Purple Pilgrims are the duo of sisters Valentine and Clementine Nixon, the pair have recently released their second record, Perfumed Earth, a collection of tracks they refer to as, “something of a rebirth”. As with their debut album, the record was put together in the wooded sanctuary of a studio in the wilds of Tapu, in their home country, New Zealand.
Perfumed Earth feels both a natural progression for Purple Pilgrims’ sound, and like a bold step forward, enlisting the help of what they describe as, “a very modern/mobile band”, they combined live records with over-dubs, transported in, often from entirely different locations. The resultant sound still has the sisters distinct entwined vocals, and modern re-imaginging of folk music, yet now they sound more defined; the moments of enchanted pop music sound brighter, the more textural, experimental tracks sound richer, more nuanced, braver than ever before. Throughout they create technicolor tapestries of sound, musical vistas to explore and get lost in.
Today following the album’s release, Valentine and Clementine answer our questions discussing their take on folk music, signing to Flying Nun and the pros and cons of living off the grid.
FTR: For those who don’t know, who are Purple Pilgrims?
Sisters, home producers, jack of all trades, masters of some.
FTR: Your new album, Perfumed Earth, is out next month, what can you tell us about recording it?
We recorded Perfumed Earth at our home in an isolated valley on the very edge of complete wilderness. We’re quite insular in our recoding process so the isolation suits us and our music.
FTR: It’s been a few years since your debut, what did you do differently compared to Eternal Delight?
The absence was spent enjoying living off the grid, gardening and the like. Life without cellphone coverage is much more fluid, so the gap wasn’t something we were overly aware of. We mixed the album with our friend Tom at his studio in Mt. Eden Auckland, where we had access to a host of beautiful vintage tape machines for processing – a first for us and quite a treat.
FTR: The album’s coming out via Flying Nun Records, how did that come about? Are you a fan of the labels output?
It came about really naturally. Some of our favourite music exists in the Flying Nun back catalogue.
FTR: We read your music described as, “folks songs played on synthesised instruments” why did you want to stray away from more traditional instrumentation?

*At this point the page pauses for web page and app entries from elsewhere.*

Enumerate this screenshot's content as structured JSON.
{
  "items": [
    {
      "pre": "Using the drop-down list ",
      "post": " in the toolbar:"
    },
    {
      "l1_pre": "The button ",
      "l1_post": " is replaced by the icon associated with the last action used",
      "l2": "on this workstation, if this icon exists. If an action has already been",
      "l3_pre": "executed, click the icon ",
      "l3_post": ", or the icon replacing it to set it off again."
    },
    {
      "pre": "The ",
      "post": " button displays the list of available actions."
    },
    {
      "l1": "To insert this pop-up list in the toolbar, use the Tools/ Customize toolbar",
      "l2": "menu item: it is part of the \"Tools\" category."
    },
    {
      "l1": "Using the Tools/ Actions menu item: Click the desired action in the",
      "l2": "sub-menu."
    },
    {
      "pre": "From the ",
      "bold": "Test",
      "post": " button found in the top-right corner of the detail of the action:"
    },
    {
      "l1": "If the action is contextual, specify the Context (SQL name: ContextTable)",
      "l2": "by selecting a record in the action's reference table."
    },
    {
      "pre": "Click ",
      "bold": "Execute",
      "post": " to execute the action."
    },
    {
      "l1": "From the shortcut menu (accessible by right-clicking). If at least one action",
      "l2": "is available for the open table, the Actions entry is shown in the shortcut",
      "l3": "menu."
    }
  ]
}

The idea of folk music as an ancient means of story-telling is something we’ve always been really interested in, we relate to that style of writing. In terms of instrumentation our main aim is to tell a story in the most descriptive way possible, and at this time in history with technology so readily available, the palette of sound has potential to be vast, we love to make the most of that.
FTR: What are the pros and cons of being in a band with your sister?
We know what the other is thinking without having to verbalise anything, we can also fight viciously with an assurance that we’ll never break up! We haven’t discovered the cons as of yet.
FTR: What track on the record are you most proud of?
We really think of the album as a body of work, not favouring one part over another.
FTR: There’s a lot more collaborators on this record, were you conscious of trying to do something different with this record?
We’re always interested in trying out new ways of making music, but have always been really self-sufficient with recording. Letting a few friends in (mostly via the internet, from far and wide) to weave through additional layers, ended up feeling very natural to us.
FTR: How is the current music scene in New Zealand? Are there other bands coming through we should be looking out for?
Kraus is wonderful, we’d suggest looking out for Kraus.
FTR: What are your aspirations for this record?
We’d be grateful with knowing it made some people feel something. An emotional reaction of any kind is what we aim for.
FTR: Why do you make music?
Our family have been folk musicians going back generations (a huge part of their culture as Scottish Travellers/Romani), our granddad was a songwriter in London in the 1960s and was constantly singing/playing piano. We think being around so much music at a young age has made it quite second nature to us.
FTR: What can people expect from the Purple Pilgrims live show?
FTR: What’s next for Purple Pilgrims?
Perfumed Earth will be out in the world soon and we’ll begin touring again before the forest decides to keep us forever.
Perfumed Earth is out now via Flying Nun. Click HERE for more information on Purple Pilgrims.